Each entry below has to be written out again without any change.

__________

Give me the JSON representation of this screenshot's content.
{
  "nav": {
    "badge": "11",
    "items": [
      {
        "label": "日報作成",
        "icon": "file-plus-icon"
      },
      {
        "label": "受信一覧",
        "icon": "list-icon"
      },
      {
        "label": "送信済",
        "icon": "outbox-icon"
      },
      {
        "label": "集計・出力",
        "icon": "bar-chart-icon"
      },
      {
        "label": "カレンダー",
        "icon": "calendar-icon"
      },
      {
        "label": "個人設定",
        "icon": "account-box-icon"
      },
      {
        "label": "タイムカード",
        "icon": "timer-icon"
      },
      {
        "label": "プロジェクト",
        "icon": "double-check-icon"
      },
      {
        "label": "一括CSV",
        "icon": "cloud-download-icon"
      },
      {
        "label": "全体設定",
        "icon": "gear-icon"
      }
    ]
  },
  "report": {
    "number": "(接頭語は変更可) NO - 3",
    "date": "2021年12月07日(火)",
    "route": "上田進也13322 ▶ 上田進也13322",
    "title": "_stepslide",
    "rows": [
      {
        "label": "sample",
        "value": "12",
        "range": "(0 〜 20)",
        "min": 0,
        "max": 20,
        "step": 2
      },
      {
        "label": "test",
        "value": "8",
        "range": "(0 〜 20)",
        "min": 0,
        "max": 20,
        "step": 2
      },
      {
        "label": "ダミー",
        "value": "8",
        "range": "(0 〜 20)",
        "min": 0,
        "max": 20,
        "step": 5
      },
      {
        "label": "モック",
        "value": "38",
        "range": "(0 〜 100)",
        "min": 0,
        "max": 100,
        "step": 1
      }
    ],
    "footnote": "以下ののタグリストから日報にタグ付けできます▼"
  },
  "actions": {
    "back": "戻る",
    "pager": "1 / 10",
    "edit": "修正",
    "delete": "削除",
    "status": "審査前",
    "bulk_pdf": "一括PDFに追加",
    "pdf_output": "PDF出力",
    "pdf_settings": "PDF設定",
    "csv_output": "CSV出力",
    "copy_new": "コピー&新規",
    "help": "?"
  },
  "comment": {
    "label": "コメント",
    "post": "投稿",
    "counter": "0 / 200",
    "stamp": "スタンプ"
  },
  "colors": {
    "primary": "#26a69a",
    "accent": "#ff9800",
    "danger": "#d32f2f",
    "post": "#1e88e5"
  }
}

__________

RESULT OF THIS EXERCISE:
Give me the JSON representation of this screenshot's content.
{
  "nav": {
    "badge": "11",
    "items": [
      {
        "label": "日報作成",
        "icon": "file-plus-icon"
      },
      {
        "label": "受信一覧",
        "icon": "list-icon"
      },
      {
        "label": "送信済",
        "icon": "outbox-icon"
      },
      {
        "label": "集計・出力",
        "icon": "bar-chart-icon"
      },
      {
        "label": "カレンダー",
        "icon": "calendar-icon"
      },
      {
        "label": "個人設定",
        "icon": "account-box-icon"
      },
      {
        "label": "タイムカード",
        "icon": "timer-icon"
      },
      {
        "label": "プロジェクト",
        "icon": "double-check-icon"
      },
      {
        "label": "一括CSV",
        "icon": "cloud-download-icon"
      },
      {
        "label": "全体設定",
        "icon": "gear-icon"
      }
    ]
  },
  "report": {
    "number": "(接頭語は変更可) NO - 3",
    "date": "2021年12月07日(火)",
    "route": "上田進也13322 ▶ 上田進也13322",
    "title": "_stepslide",
    "rows": [
      {
        "label": "sample",
        "value": "12",
        "range": "(0 〜 20)",
        "min": 0,
        "max": 20,
        "step": 2
      },
      {
        "label": "test",
        "value": "8",
        "range": "(0 〜 20)",
        "min": 0,
        "max": 20,
        "step": 2
      },
      {
        "label": "ダミー",
        "value": "8",
        "range": "(0 〜 20)",
        "min": 0,
        "max": 20,
        "step": 5
      },
      {
        "label": "モック",
        "value": "38",
        "range": "(0 〜 100)",
        "min": 0,
        "max": 100,
        "step": 1
      }
    ],
    "footnote": "以下ののタグリストから日報にタグ付けできます▼"
  },
  "actions": {
    "back": "戻る",
    "pager": "1 / 10",
    "edit": "修正",
    "delete": "削除",
    "status": "審査前",
    "bulk_pdf": "一括PDFに追加",
    "pdf_output": "PDF出力",
    "pdf_settings": "PDF設定",
    "csv_output": "CSV出力",
    "copy_new": "コピー&新規",
    "help": "?"
  },
  "comment": {
    "label": "コメント",
    "post": "投稿",
    "counter": "0 / 200",
    "stamp": "スタンプ"
  },
  "colors": {
    "primary": "#26a69a",
    "accent": "#ff9800",
    "danger": "#d32f2f",
    "post": "#1e88e5"
  }
}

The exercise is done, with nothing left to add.